[The records]
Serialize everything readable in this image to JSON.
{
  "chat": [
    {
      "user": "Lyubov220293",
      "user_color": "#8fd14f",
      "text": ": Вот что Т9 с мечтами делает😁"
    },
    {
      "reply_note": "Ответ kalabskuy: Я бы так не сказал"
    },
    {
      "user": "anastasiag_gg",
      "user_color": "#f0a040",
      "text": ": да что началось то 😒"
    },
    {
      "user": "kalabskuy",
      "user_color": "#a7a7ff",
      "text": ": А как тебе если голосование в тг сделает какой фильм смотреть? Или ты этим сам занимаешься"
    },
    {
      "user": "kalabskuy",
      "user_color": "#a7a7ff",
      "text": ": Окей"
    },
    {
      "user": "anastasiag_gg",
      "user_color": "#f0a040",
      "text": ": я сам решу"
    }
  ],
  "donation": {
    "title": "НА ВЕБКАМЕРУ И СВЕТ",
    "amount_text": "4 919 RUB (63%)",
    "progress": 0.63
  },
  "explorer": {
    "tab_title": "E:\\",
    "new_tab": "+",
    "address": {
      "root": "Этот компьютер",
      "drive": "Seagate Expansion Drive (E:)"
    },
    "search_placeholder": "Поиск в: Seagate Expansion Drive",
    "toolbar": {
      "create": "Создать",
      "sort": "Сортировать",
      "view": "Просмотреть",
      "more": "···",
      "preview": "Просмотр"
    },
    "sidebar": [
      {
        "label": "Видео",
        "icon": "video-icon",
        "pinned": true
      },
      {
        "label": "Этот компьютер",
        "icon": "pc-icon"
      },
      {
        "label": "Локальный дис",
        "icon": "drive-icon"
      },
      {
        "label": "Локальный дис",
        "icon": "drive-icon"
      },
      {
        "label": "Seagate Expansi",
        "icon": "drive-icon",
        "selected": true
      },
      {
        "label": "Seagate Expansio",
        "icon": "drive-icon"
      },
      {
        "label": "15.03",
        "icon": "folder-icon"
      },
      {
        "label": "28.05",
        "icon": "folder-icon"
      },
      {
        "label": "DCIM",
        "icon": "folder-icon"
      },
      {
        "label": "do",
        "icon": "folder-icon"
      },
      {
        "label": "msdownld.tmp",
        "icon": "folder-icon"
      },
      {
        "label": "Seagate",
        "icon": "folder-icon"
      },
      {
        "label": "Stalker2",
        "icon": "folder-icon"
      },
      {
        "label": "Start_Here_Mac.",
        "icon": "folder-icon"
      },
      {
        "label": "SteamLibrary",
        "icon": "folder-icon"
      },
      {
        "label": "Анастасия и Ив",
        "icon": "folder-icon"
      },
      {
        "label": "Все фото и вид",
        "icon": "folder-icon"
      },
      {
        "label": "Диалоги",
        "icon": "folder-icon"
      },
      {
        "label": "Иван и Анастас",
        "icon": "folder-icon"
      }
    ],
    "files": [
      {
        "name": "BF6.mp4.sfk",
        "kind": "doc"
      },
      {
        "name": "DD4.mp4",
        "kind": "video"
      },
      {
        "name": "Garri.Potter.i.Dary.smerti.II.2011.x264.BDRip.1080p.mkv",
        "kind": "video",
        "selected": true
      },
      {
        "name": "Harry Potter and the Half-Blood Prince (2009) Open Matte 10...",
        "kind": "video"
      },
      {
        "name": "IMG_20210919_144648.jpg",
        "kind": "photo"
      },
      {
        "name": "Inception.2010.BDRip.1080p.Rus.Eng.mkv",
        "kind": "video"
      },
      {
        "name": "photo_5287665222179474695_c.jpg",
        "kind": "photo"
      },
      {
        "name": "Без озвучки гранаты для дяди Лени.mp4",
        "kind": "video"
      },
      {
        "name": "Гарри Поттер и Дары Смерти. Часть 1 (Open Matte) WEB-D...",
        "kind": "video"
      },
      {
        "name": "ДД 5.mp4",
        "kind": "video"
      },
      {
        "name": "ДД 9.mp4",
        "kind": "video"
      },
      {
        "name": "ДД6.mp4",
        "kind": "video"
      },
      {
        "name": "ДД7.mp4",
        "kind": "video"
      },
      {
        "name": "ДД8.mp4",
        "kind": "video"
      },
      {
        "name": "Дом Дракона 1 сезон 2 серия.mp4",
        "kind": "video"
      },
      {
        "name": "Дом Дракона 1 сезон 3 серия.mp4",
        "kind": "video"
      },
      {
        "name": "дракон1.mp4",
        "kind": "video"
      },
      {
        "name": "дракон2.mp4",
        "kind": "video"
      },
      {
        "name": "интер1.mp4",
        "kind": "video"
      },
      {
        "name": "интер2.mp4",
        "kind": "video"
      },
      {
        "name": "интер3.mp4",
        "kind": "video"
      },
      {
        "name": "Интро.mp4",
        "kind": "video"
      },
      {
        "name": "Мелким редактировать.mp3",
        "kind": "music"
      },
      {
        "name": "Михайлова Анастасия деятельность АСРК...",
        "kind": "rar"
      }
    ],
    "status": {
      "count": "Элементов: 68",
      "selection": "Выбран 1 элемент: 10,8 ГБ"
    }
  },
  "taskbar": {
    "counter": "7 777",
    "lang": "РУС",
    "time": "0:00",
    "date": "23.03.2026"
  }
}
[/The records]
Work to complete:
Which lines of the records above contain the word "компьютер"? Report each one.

Your solution:
      "root": "Этот компьютер",
        "label": "Этот компьютер",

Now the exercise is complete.